With a population of 8,230,000, Nanjing is the capital of Jiangsu Province in the People’s Republic of China and the second biggest city in the east China area. It has long been a significant center of culture, education, science, politics, economics, transportation networks, and tourism, and it constitutionally remains the capital of the Republic of China, which lost the mainland during the civil war.

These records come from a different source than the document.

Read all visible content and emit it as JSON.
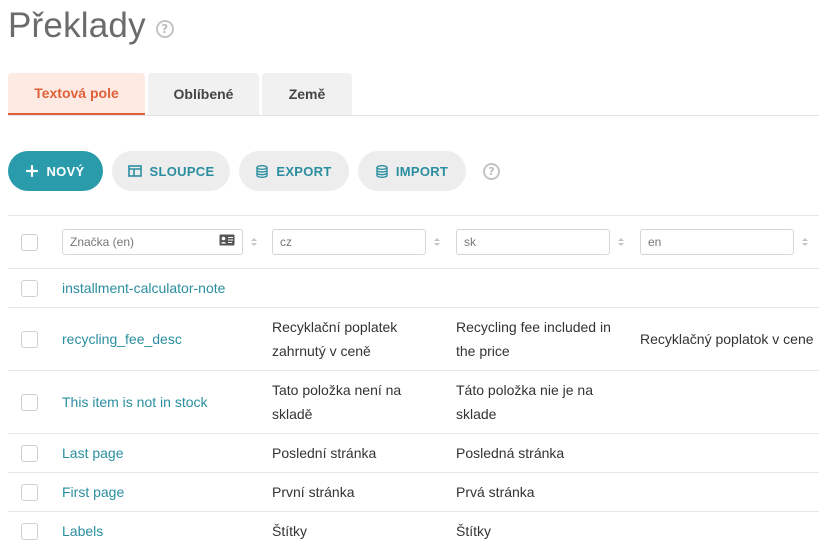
{
  "page": {
    "title": "Překlady"
  },
  "tabs": [
    {
      "label": "Textová pole",
      "active": true
    },
    {
      "label": "Oblíbené",
      "active": false
    },
    {
      "label": "Země",
      "active": false
    }
  ],
  "toolbar": {
    "new_label": "NOVÝ",
    "columns_label": "SLOUPCE",
    "export_label": "EXPORT",
    "import_label": "IMPORT"
  },
  "filters": {
    "key_placeholder": "Značka (en)",
    "cz": "cz",
    "sk": "sk",
    "en": "en"
  },
  "rows": [
    {
      "key": "installment-calculator-note",
      "cz": "",
      "sk": "",
      "en": ""
    },
    {
      "key": "recycling_fee_desc",
      "cz": "Recyklační poplatek zahrnutý v ceně",
      "sk": "Recycling fee included in the price",
      "en": "Recyklačný poplatok v cene"
    },
    {
      "key": "This item is not in stock",
      "cz": "Tato položka není na skladě",
      "sk": "Táto položka nie je na sklade",
      "en": ""
    },
    {
      "key": "Last page",
      "cz": "Poslední stránka",
      "sk": "Posledná stránka",
      "en": ""
    },
    {
      "key": "First page",
      "cz": "První stránka",
      "sk": "Prvá stránka",
      "en": ""
    },
    {
      "key": "Labels",
      "cz": "Štítky",
      "sk": "Štítky",
      "en": ""
    }
  ],
  "colors": {
    "accent": "#2a9bab",
    "tab_active": "#e0603a",
    "link": "#2a8ea0"
  },
  "icons": [
    "help-icon",
    "plus-icon",
    "columns-icon",
    "database-icon",
    "contact-card-icon",
    "sort-icon"
  ]
}
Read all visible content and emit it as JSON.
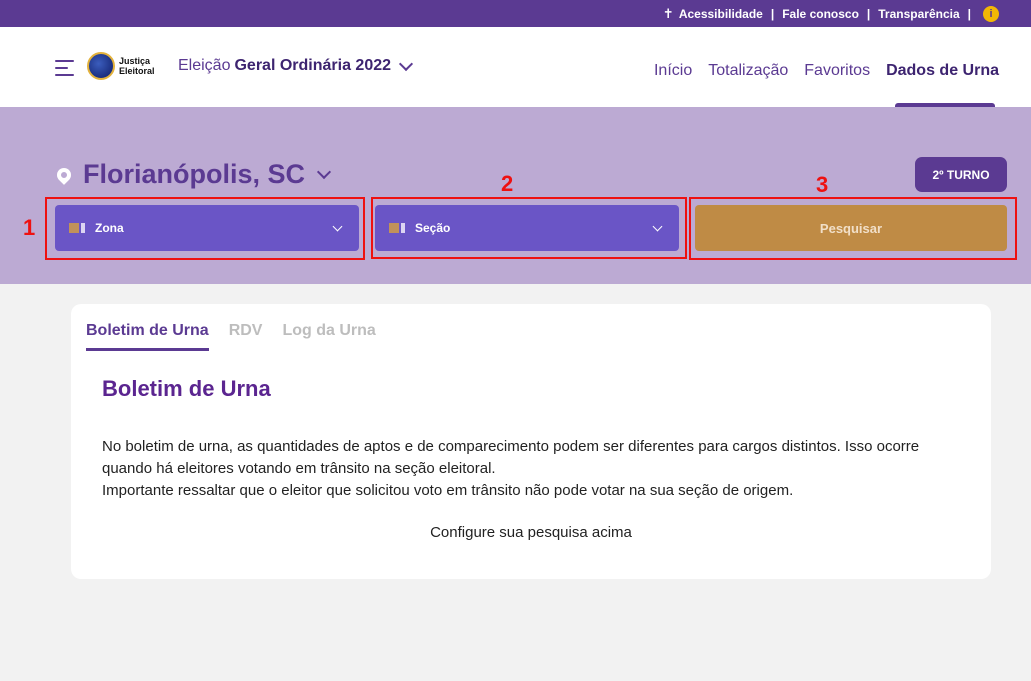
{
  "topbar": {
    "accessibility": "Acessibilidade",
    "contact": "Fale conosco",
    "transparency": "Transparência",
    "separator": "|",
    "info_icon": "i"
  },
  "header": {
    "logo_line1": "Justiça",
    "logo_line2": "Eleitoral",
    "election_prefix": "Eleição",
    "election_name": "Geral Ordinária 2022",
    "nav": [
      "Início",
      "Totalização",
      "Favoritos",
      "Dados de Urna"
    ],
    "active_nav": "Dados de Urna"
  },
  "search": {
    "location": "Florianópolis, SC",
    "turno_button": "2º TURNO",
    "zona_label": "Zona",
    "secao_label": "Seção",
    "search_button": "Pesquisar"
  },
  "annotations": [
    "1",
    "2",
    "3"
  ],
  "card": {
    "tabs": [
      "Boletim de Urna",
      "RDV",
      "Log da Urna"
    ],
    "title": "Boletim de Urna",
    "paragraph_line1": "No boletim de urna, as quantidades de aptos e de comparecimento podem ser diferentes para cargos distintos. Isso ocorre quando há eleitores votando em trânsito na seção eleitoral.",
    "paragraph_line2": "Importante ressaltar que o eleitor que solicitou voto em trânsito não pode votar na sua seção de origem.",
    "hint": "Configure sua pesquisa acima"
  },
  "colors": {
    "primary": "#5b3a92",
    "band": "#bcaad3",
    "select": "#6a55c6",
    "search_button": "#bf8b45",
    "annotation": "#ee1111"
  }
}
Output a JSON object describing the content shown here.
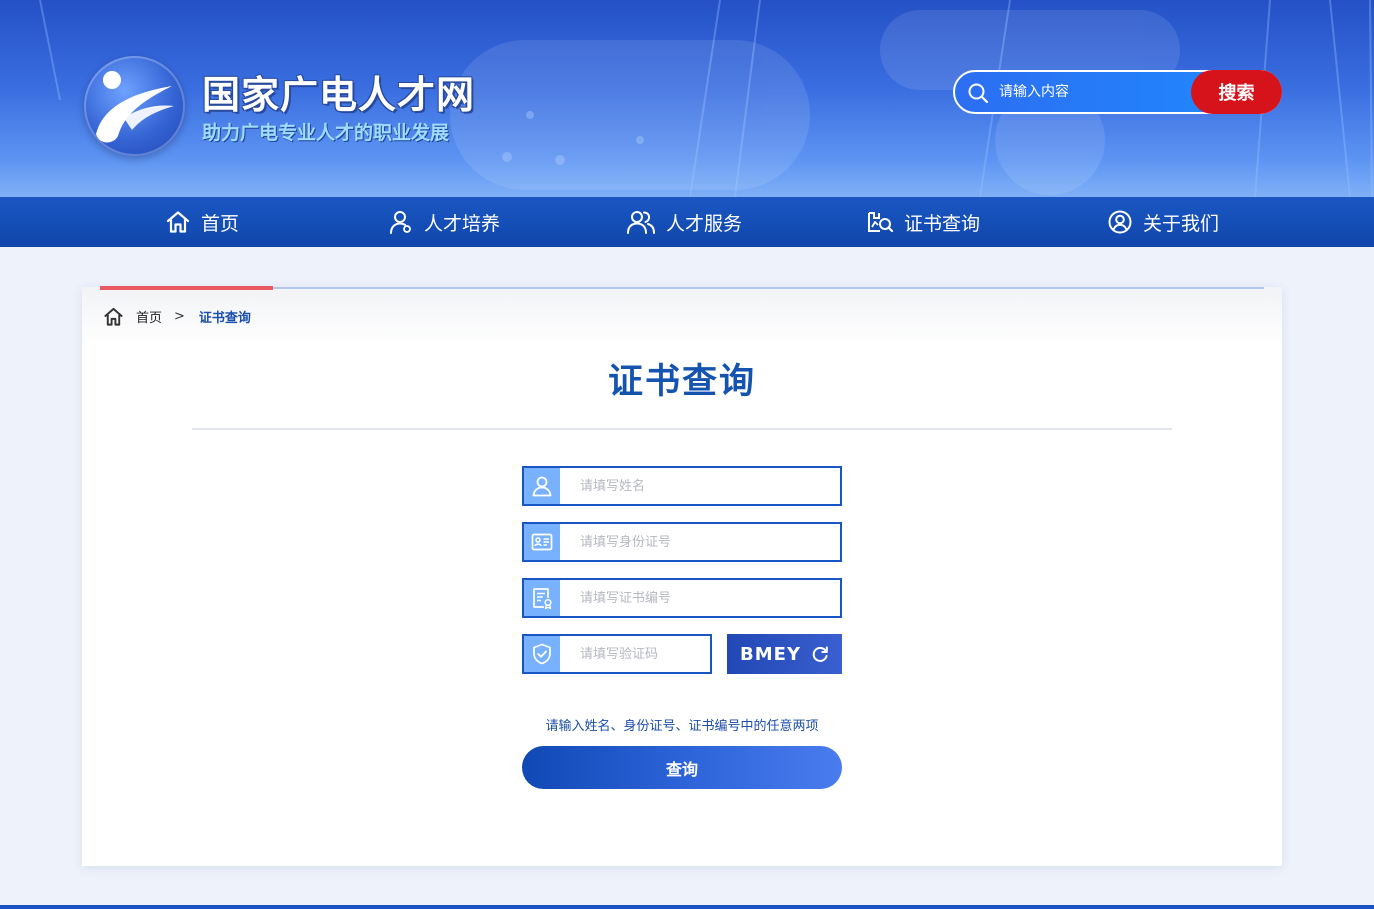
{
  "header": {
    "site_title": "国家广电人才网",
    "site_subtitle": "助力广电专业人才的职业发展",
    "search": {
      "placeholder": "请输入内容",
      "button_label": "搜索"
    }
  },
  "nav": {
    "items": [
      {
        "label": "首页",
        "icon": "home-icon"
      },
      {
        "label": "人才培养",
        "icon": "user-icon"
      },
      {
        "label": "人才服务",
        "icon": "users-icon"
      },
      {
        "label": "证书查询",
        "icon": "certificate-search-icon"
      },
      {
        "label": "关于我们",
        "icon": "user-circle-icon"
      }
    ]
  },
  "breadcrumb": {
    "home": "首页",
    "separator": ">",
    "current": "证书查询"
  },
  "page": {
    "title": "证书查询"
  },
  "form": {
    "name_placeholder": "请填写姓名",
    "id_placeholder": "请填写身份证号",
    "cert_placeholder": "请填写证书编号",
    "captcha_placeholder": "请填写验证码",
    "captcha_code": "BMEY",
    "hint": "请输入姓名、身份证号、证书编号中的任意两项",
    "submit_label": "查询"
  },
  "colors": {
    "primary": "#1a56c3",
    "nav_bg": "#1250b8",
    "search_button": "#d6121b",
    "accent_red": "#e85a5f",
    "icon_box": "#78b2ff",
    "title_blue": "#1453b0"
  }
}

From the third century AD through 1949, the city played an important role in Chinese history and culture, serving as the capital of successive Chinese dynasties, kingdoms, and republican administrations. Prior to the introduction of pinyin romanization, the city name of Nanjing was spelt Nanking or Nankin. Nanjing had many previous names, and some of them are currently used as district names in the city, such as Jiangning, whose former character Jiang (, River) is the former portion of the name Jiangsu and later character Ning (, simplified version, Peace) is the short name of Nanjing. When referring to the capital of a state, such as the ROC, Jing is used as an abbreviation for Nanjing. Although Nanjing was chosen as the Chinese national capital as early as the Jin dynasty, the name Nanjing was given to the city around a thousand years later, in the Ming dynasty. Nanjing is also known as Jinling or Ginling (, meaning “Gold Mountain”), a name that has been used since the Warring States Period of the Zhou Dynasty.
Nanjing, located in the Yangtze River Delta in the heart of east China, is home to one of the world’s major inland ports. Nanjing is also one of the fifteen sub-provincial cities in the administrative framework of the People’s Republic of China, with jurisdictional and economic autonomy comparable to that of a province. Nanjing was placed seventh in the National Statistics Bureau’s study of “Cities with Strongest Comprehensive Strength,” and second in the Yangtze River Delta’s evaluation of cities with the most sustainable growth potential. It has also received the 2008 Chinese Habitat Scroll of Honour, the Special UN Habitat Scroll of Honour Award, and the National Civilized City designation. Nanjing has several high-quality universities and research centers, with the city placing third in terms of the number of universities included in the 100 National Key Universities, including Nanjing University. The ratio of college students to total population is the highest in the country among metropolitan cities. According to Nature Index, Nanjing is one of the top three Chinese research cities.
Nanjing, one of the nation’s most significant cities for over a thousand years, is acknowledged as one of China’s Four Great Ancient Capitals, and had been the world’s biggest city aggregately for hundreds of years, enjoying peace and prosperity as well as bearing wars and tragedies.
After the establishment of the People’s Republic of China, it served as the capital city of Jiangsu province, and it is now the titular capital of the Republic of China, housing several of its key cultural buildings, including the Presidential Palace and the Sun Yat-sen Mausoleum. Fuzimiao, Ming Palace, Chaotian Palace, Porcelain Tower, Drum Tower, Stone City, City Wall, Qinhuai River, Xuanwu Lake, and Purple Mountain are some of Nanjing’s most notable human historical landscapes, mountains, and rivers. Nanjing Library, Nanjing Museum, and Art Museum are among the city’s most important cultural institutions.